Santa Fe, New Mexico, uniquely combines the charm of the mountains with the warmth of the desert and the hospitality of the Southwest. What an idyllic setting for a major conference hosted by the National Association for Rural Mental Health (NARMH).
“From Surviving to Thriving: Embracing Connections”— the 45th annual NARMH conference—was held in Santa Fe on Aug. 26-29. This conference highlighted the centrality of community entities getting connected to work collaboratively in order to improve rural life—whether in a Midwestern farm community or an Indian pueblo. The major lesson: The texture of our communities creates the fabric of our lives.
The plenary sessions carefully explored this community collaboration theme from different vantages: The Path to Thriving; Transcending Historical Trauma in American Indian Communities; and The Very Large Array of Youth and Adult Peer Support. It seemed so appropriate that the event was held at La Fonda on the Plaza, a hotel in Santa Fe reminiscent of an Indian pueblo, a place where the community gathers.

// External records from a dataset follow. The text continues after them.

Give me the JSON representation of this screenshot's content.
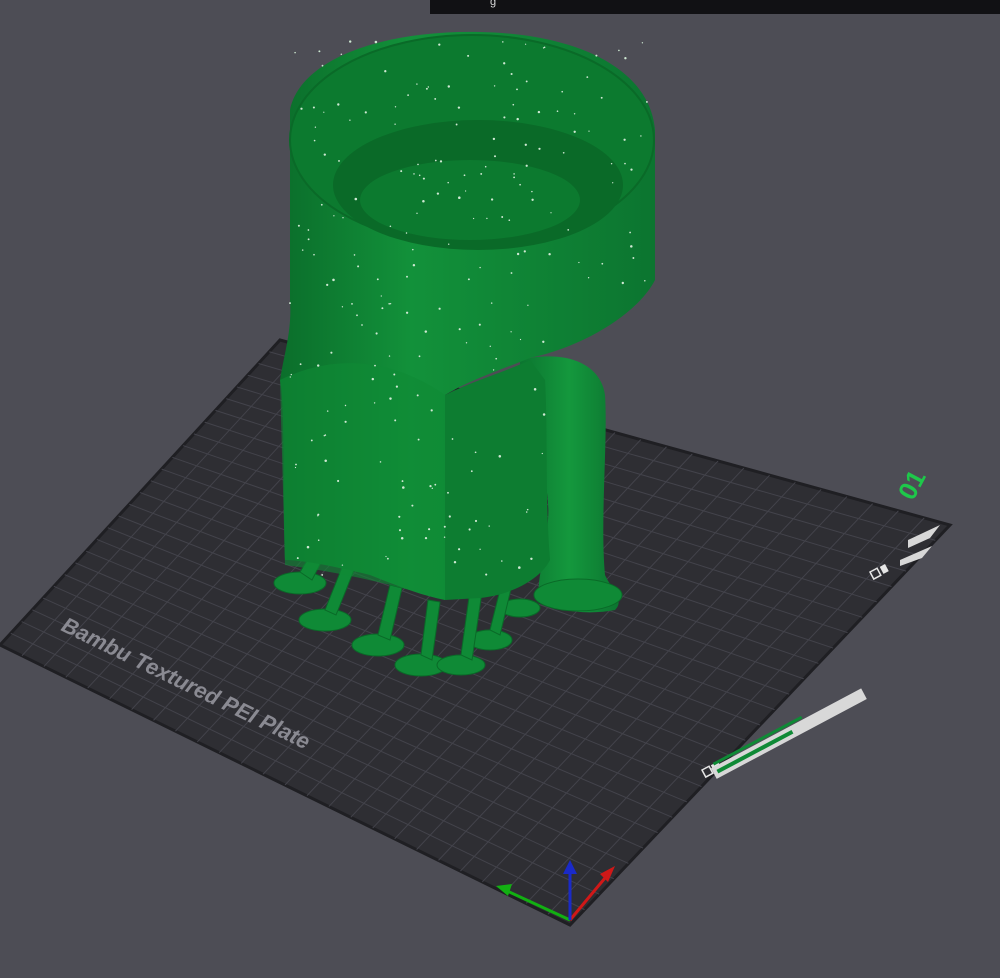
{
  "app": {
    "top_bar_text": "g"
  },
  "plate": {
    "label": "Bambu Textured PEI Plate",
    "number": "01",
    "plate_color": "#2e2e33",
    "grid_color": "#3f3f46",
    "edge_color": "#1f1f23"
  },
  "model": {
    "color": "#0f8a36",
    "color_dark": "#0a6a28",
    "color_light": "#17a244"
  },
  "axes": {
    "x_color": "#d01818",
    "y_color": "#12b012",
    "z_color": "#1a2ac8"
  },
  "icons": {
    "auto_orient": "auto-orient-icon",
    "arrange": "arrange-icon",
    "plate_settings": "plate-settings-icon",
    "lock": "lock-icon"
  }
}
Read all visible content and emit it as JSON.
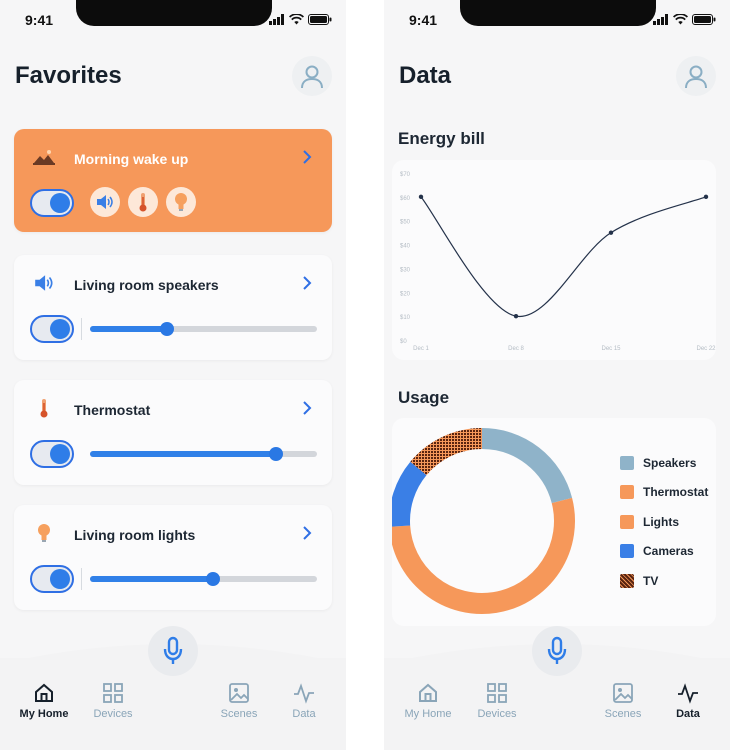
{
  "status": {
    "time": "9:41"
  },
  "favorites": {
    "title": "Favorites",
    "cards": [
      {
        "title": "Morning wake up",
        "icon": "sunrise-icon",
        "enabled": true
      },
      {
        "title": "Living room speakers",
        "icon": "speaker-icon",
        "enabled": true,
        "level": 0.34
      },
      {
        "title": "Thermostat",
        "icon": "thermometer-icon",
        "enabled": true,
        "level": 0.82
      },
      {
        "title": "Living room lights",
        "icon": "lightbulb-icon",
        "enabled": true,
        "level": 0.54
      }
    ],
    "scene_icons": [
      "speaker-icon",
      "thermometer-icon",
      "lightbulb-icon"
    ]
  },
  "data_screen": {
    "title": "Data",
    "energy_title": "Energy bill",
    "usage_title": "Usage"
  },
  "nav_left": {
    "items": [
      {
        "label": "My Home",
        "icon": "home-icon",
        "active": true
      },
      {
        "label": "Devices",
        "icon": "grid-icon",
        "active": false
      },
      {
        "label": "Scenes",
        "icon": "image-icon",
        "active": false
      },
      {
        "label": "Data",
        "icon": "activity-icon",
        "active": false
      }
    ]
  },
  "nav_right": {
    "items": [
      {
        "label": "My Home",
        "icon": "home-icon",
        "active": false
      },
      {
        "label": "Devices",
        "icon": "grid-icon",
        "active": false
      },
      {
        "label": "Scenes",
        "icon": "image-icon",
        "active": false
      },
      {
        "label": "Data",
        "icon": "activity-icon",
        "active": true
      }
    ]
  },
  "colors": {
    "accent": "#3080e8",
    "orange": "#f6985a",
    "speakers": "#8fb3c9",
    "thermostat": "#f6985a",
    "lights": "#f6985a",
    "cameras": "#3a7fe6",
    "tv": "#7a3a1c"
  },
  "chart_data": [
    {
      "type": "line",
      "title": "Energy bill",
      "categories": [
        "Dec 1",
        "Dec 8",
        "Dec 15",
        "Dec 22"
      ],
      "values": [
        60,
        10,
        45,
        60
      ],
      "yticks": [
        "$0",
        "$10",
        "$20",
        "$30",
        "$40",
        "$50",
        "$60",
        "$70"
      ],
      "ylim": [
        0,
        70
      ],
      "grid": false
    },
    {
      "type": "pie",
      "title": "Usage",
      "donut": true,
      "legend_position": "right",
      "slices": [
        {
          "label": "Speakers",
          "value": 21
        },
        {
          "label": "Thermostat",
          "value": 0
        },
        {
          "label": "Lights",
          "value": 53
        },
        {
          "label": "Cameras",
          "value": 12
        },
        {
          "label": "TV",
          "value": 14
        }
      ]
    }
  ]
}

More than five dozen working sessions delved deeper into the conference theme, covering topics that ranged from preparing social work and counseling students for rural communities and types of childhood trauma specific to rural areas, to suicide prevention and stimulating investment in rural and frontier wellbeing.
All of this year’s NARMH awardees are outstanding individuals seeking to address the social justice issues of our time. The Howery Lifetime Achievement Award was presented to Ann Hazlett, director of rural programs at the White House Office of National Drug Control Policy (ONDCP); the Going to Bat Award, to Wayne Lindstrom, senior advisor at Recovery International and former director of behavioral health programs for New Mexico. The Ann Schumacher Award went to Matt Probst, the chief quality officer at El Centro Family Health; the Rural Arts Award, to Sarah Elisabeth Brown, a training specialist at Community Access. We extend warm congratulations to each of these awardees.
A very special Going to Bat Award was presented to New Mexico Gov. Michelle Lujan Grisham. In launching her administration, the governor has taken on the issues of behavioral health, disability and aging. In this effort, she is identifying persons in each community to work with those who are isolated or who are affected by these disabilities. The governor brings high energy, unbounded enthusiasm, and great determination to her quest.
A once-ever award was presented to Lu Ann Rice and the Odyssey Group for providing more than 20 years of outstanding logistical support to NARMH and the conference. Rice will be retiring at the end of this year.
In accepting her award, Anne Hazlett described three important rural tools available from ONDCP: a community assessment tool to gauge substance use in rural counties; a rural community action guide to determine a course of action; and a rural resource guide to identify funding support. Links to each of these tools will be available shortly.
At each of these conferences, something stands out in your mind. For me, this was the amazing problem-strategy-solution sequence portrayed on day one. Governor Grisham issued a crystal clear call to action; Liz Nilsen, from Purdue Agile Strategy Lab, outlined “Strategic Doing” to address community issues; and Lisse Regehr, from Thrive Allen County, recounted the amazing turnaround of Allen County Kansas. Simply striking.
You already can mark your calendar for next year’s conference. The theme will be “Beyond Treatment: Tackling Social Determinants to Improve Rural Mental Health”. The location will be Portland, Oregon, and the dates will be August 17-20, 2020.
Our hats are off to Dr. Helene Silverblatt, University of New Mexico, who served as the 2019 Conference Chair, as well as to each member of her planning and local implementation committee. Thanks ever so much for a quite memorable and outstanding conference!